- San Diego startup Zavante Therapeutics announced Wednesday its injectable antibiotic, Zolyd (fosfomycin) met the primary endpoint in its Phase 2/3 trial ZEUS, showing statistical non-inferiority to Pfizer's Zosyn (piperacillin/tazobactam) in hospitalized patients with complicated urinary tract infections. A new drug application is planned for early 2018.
- In this group of hard-to-treat patients, intravenous Zolyd treatment led to clinical cure with microbiologic eradication in 64.7% compared with 54.5% with intravenous piperacillin/tazobactam. Clinical cure rates were 90.8% compared with 91.6% respectively.
- Zolyd was generally well-tolerated in the ZEUS study, with mostly mild and transient treatment-emergent side effects. There were serious adverse events in five patients receiving Zolyd and six patients receiving the antibiotic combination.
In his Nobel Prize lecture in 1945, Sir Alexander Fleming warned of the issues of antibiotic resistance: "It is not difficult to make microbes resistant to penicillin in the laboratory by exposing them to concentrations not sufficient to kill them, and the same thing has occasionally happened in the body. The time may come when penicillin can be bought by anyone in the shops. Then there is the danger that the ignorant man may easily underdose himself and by exposing his microbes to non-lethal quantities of the drug make them resistant."
And now in 2017, the world is facing the consequences. Every year, 700,000 people die of antimicrobial-resistant infections, and this could grow as high as 10 million by 2050, with a cumulative cost of $10 trillion.
"Increasing antimicrobial resistance is significantly limiting the number of therapies available to treat infections in U.S. hospitals," said Evelyn J. Ellis-Grosse, CSO of Zavante Therapeutics, in a statement on the news.
A number of companies are taking different approaches to dealing with the threat, including new antibacterials, antibiotic potentiators (resistance breakers), vaccines and antibodies.
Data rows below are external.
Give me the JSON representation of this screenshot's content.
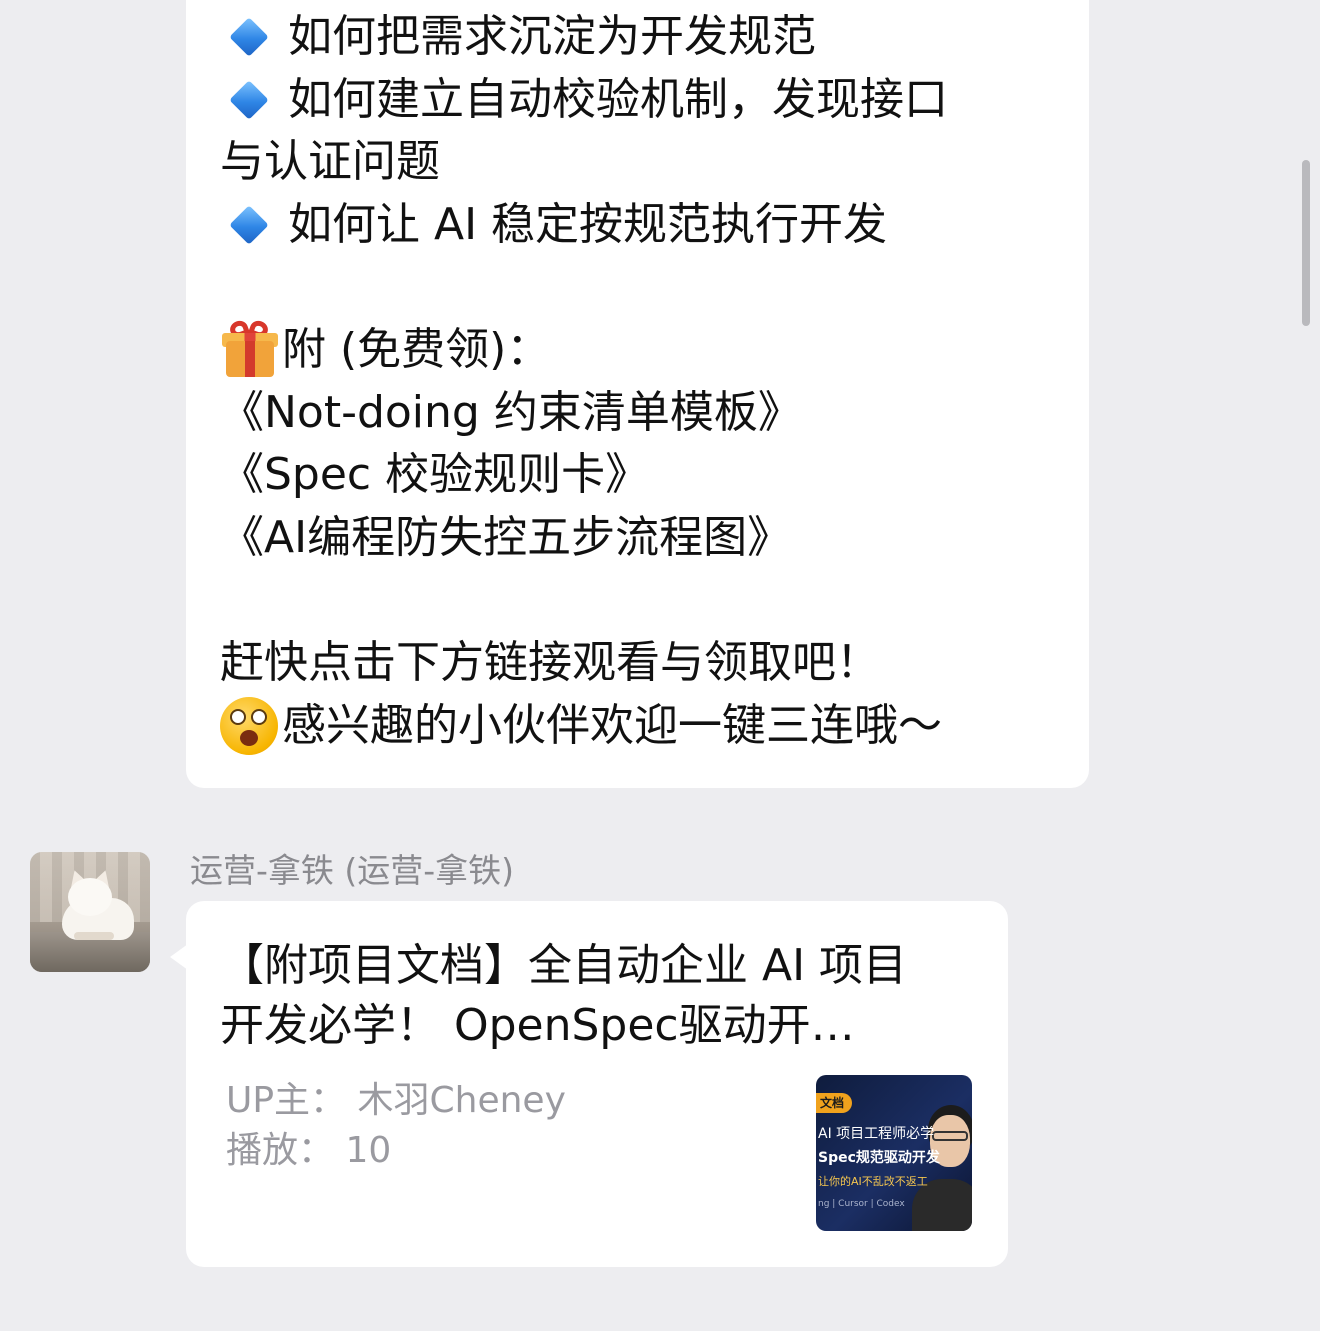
{
  "message_top": {
    "lines": [
      "如何把需求沉淀为开发规范",
      "如何建立自动校验机制，发现接口",
      "与认证问题",
      "如何让 AI 稳定按规范执行开发",
      "",
      "附 (免费领)：",
      "《Not-doing 约束清单模板》",
      "《Spec 校验规则卡》",
      "《AI编程防失控五步流程图》",
      "",
      "赶快点击下方链接观看与领取吧！",
      "感兴趣的小伙伴欢迎一键三连哦～"
    ],
    "icons": {
      "bullet": "blue-diamond-icon",
      "gift": "gift-icon",
      "face": "starstruck-face-icon"
    }
  },
  "sender": {
    "name": "运营-拿铁 (运营-拿铁)"
  },
  "card": {
    "title_line1": "【附项目文档】全自动企业 AI 项目",
    "title_line2": "开发必学！ OpenSpec驱动开…",
    "uploader": "UP主： 木羽Cheney",
    "plays": "播放： 10",
    "thumbnail": {
      "tag": "文档",
      "line1": "AI 项目工程师必学",
      "line2": "Spec规范驱动开发",
      "line3": "让你的AI不乱改不返工",
      "line4": "ng | Cursor | Codex"
    }
  }
}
Zavante Therapeutics, a 2013 startup based in California, is repurposing an old oral antibiotic widely used in Europe as a U.S. intravenous drug.
"One of the challenges with antibiotics is that there have been no new classes in the past few decades," Ted Schroeder, president and CEO of Zavante, said to BioPharma Dive in an interview. "While fosfomycin is an older drug in the rest of the world, fosfomycin is effectively new to the U.S. market."
Merck & Co. and CEPA's broad spectrum fosfomycin, as Monuril/Monurol, has been available in Europe and elsewhere since the 1970s, mostly as an oral formulation, though this is poorly bioavailable. The lack of patent protection, however, made it uneconomic to extend it as an intravenous dose to the U.S.
This all changed with the passing of President Obama's GAIN (Generating Antibiotic Incentives Now) Act, and Zavante took the opportunity to move fosfomycin into development in its intravenous form as Zolyd.
"Fosfomycin became of interest as antibiotic resistance increased, but it only had three years of patent protection. We saw the opportunity through the GAIN Act, and its incentives, including additional exclusivity, to bring a novel class of drug to patients. Its development wouldn't have been possible without this," said Schroeder.
Under the act, certain antibacterial and antifungal drugs for life-threatening infections gain Qualified Infectious Disease Product (QIDP) and Fast Track designation, along with priority FDA review and an additional five years of market exclusivity.
Zolyd is a first-in-class injectable epoxide antibiotic with a differentiated mechanism of action and broad spectrum of activity against Gram-negative and Gram-positive pathogens, including multi-drug resistant (MDR) pathogens. The QIDP designation covers Zolyd for complicated urinary tract infections, hospital-acquired or ventilator-associated bacterial pneumonia, acute bacterial skin and skin structure infections, and complicated intra-abdominal infections.
"We're not sure yet where this will be indicated in the patient pathway, but I suspect it will be for critically and seriously ill patients with a confirmed or suspected multidrug-resistant Gram-negative infection who need aggressive treatment," said Schroeder. "Zolyd is the only intravenous antibiotic in its class, and has a unique mechanism of action. This means that it could be an ideal candidate for combinations, and there is no indication of cross-resistance."
Schroeder added that, after years of use in Europe, there doesn't seem to have been much development of resistance to fosfomycin.
"The next step for Zolyd will be to file a New Drug Application in the early part of 2018. This will depend on the stability data as we need to transfer the manufacturing to a different plant," said Schroeder. "We are a small team and so for now, our focus is on Zolyd. In the future we would look to licensing in other late-stage products for use in the hospital setting."